== What needs to be done ==
Return the lines below that carry the word "kind".

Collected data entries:
- - -

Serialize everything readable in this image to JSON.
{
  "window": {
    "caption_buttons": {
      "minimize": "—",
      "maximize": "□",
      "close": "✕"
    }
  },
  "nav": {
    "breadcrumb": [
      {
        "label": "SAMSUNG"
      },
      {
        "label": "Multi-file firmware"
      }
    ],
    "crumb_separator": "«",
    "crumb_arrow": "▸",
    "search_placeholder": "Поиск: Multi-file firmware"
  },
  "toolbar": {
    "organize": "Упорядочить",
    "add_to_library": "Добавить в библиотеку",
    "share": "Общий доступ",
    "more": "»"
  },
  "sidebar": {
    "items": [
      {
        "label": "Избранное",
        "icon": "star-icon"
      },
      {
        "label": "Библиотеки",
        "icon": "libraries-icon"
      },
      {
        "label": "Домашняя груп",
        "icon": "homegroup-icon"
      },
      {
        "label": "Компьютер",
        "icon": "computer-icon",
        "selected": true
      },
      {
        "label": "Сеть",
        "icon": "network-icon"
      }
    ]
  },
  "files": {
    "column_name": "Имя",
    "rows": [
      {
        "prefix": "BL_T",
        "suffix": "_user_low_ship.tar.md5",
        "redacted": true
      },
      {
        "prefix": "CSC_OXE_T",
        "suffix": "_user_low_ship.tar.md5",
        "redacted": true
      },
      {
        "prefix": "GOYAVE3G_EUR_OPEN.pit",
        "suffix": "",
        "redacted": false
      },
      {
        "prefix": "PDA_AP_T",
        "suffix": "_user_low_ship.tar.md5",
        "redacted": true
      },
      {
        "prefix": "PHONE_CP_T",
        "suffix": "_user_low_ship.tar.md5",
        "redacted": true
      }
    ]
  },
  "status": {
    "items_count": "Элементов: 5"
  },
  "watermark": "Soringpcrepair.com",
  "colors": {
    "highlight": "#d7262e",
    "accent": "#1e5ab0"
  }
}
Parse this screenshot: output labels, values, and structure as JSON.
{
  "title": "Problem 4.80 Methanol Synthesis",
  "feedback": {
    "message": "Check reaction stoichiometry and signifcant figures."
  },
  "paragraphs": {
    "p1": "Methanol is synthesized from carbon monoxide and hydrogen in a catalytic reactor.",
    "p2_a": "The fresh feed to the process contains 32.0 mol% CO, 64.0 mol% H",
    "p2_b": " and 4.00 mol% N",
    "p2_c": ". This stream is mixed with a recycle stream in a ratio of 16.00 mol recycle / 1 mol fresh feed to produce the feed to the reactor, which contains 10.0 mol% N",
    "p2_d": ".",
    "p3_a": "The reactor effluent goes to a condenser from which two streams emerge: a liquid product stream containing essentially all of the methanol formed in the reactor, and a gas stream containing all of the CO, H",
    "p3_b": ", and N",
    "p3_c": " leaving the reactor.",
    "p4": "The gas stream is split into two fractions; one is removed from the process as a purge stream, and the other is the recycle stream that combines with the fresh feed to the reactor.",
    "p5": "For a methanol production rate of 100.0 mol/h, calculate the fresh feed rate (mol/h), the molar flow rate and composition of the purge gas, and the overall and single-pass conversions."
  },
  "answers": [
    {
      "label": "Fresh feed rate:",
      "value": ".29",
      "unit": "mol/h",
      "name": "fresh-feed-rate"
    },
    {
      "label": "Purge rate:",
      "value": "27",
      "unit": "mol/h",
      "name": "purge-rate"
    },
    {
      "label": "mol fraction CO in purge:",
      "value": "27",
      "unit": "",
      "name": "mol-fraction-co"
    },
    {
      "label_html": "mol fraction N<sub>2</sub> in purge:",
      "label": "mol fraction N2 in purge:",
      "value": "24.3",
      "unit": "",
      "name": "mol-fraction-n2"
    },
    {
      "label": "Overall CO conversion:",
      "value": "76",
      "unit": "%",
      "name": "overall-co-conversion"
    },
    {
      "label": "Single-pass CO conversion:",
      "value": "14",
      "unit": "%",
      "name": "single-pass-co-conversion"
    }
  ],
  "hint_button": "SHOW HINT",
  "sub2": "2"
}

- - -

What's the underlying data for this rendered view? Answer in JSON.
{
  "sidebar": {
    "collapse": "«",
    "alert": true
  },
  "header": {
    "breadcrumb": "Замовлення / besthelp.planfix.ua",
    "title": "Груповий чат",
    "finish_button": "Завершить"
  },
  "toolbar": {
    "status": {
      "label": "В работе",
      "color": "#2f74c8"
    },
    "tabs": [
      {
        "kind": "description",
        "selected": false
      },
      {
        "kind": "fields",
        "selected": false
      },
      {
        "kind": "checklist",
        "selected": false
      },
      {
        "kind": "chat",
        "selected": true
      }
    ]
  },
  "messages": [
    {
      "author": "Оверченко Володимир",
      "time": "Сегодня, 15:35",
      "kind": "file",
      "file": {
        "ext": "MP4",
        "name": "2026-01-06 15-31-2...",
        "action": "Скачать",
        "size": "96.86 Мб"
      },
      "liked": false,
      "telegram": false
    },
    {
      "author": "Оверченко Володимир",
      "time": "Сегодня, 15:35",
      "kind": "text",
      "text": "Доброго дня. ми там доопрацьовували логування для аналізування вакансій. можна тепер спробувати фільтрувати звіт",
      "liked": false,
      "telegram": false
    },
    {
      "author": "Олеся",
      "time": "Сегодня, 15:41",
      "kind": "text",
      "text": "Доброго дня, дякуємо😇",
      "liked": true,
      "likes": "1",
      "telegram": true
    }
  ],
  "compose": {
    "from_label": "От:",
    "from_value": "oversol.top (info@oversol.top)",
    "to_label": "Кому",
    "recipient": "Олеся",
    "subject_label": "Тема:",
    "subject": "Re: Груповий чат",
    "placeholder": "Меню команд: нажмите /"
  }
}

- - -

== Final answer ==
        "kind": "description",
        "kind": "fields",
        "kind": "checklist",
        "kind": "chat",
      "kind": "file",
      "kind": "text",
      "kind": "text",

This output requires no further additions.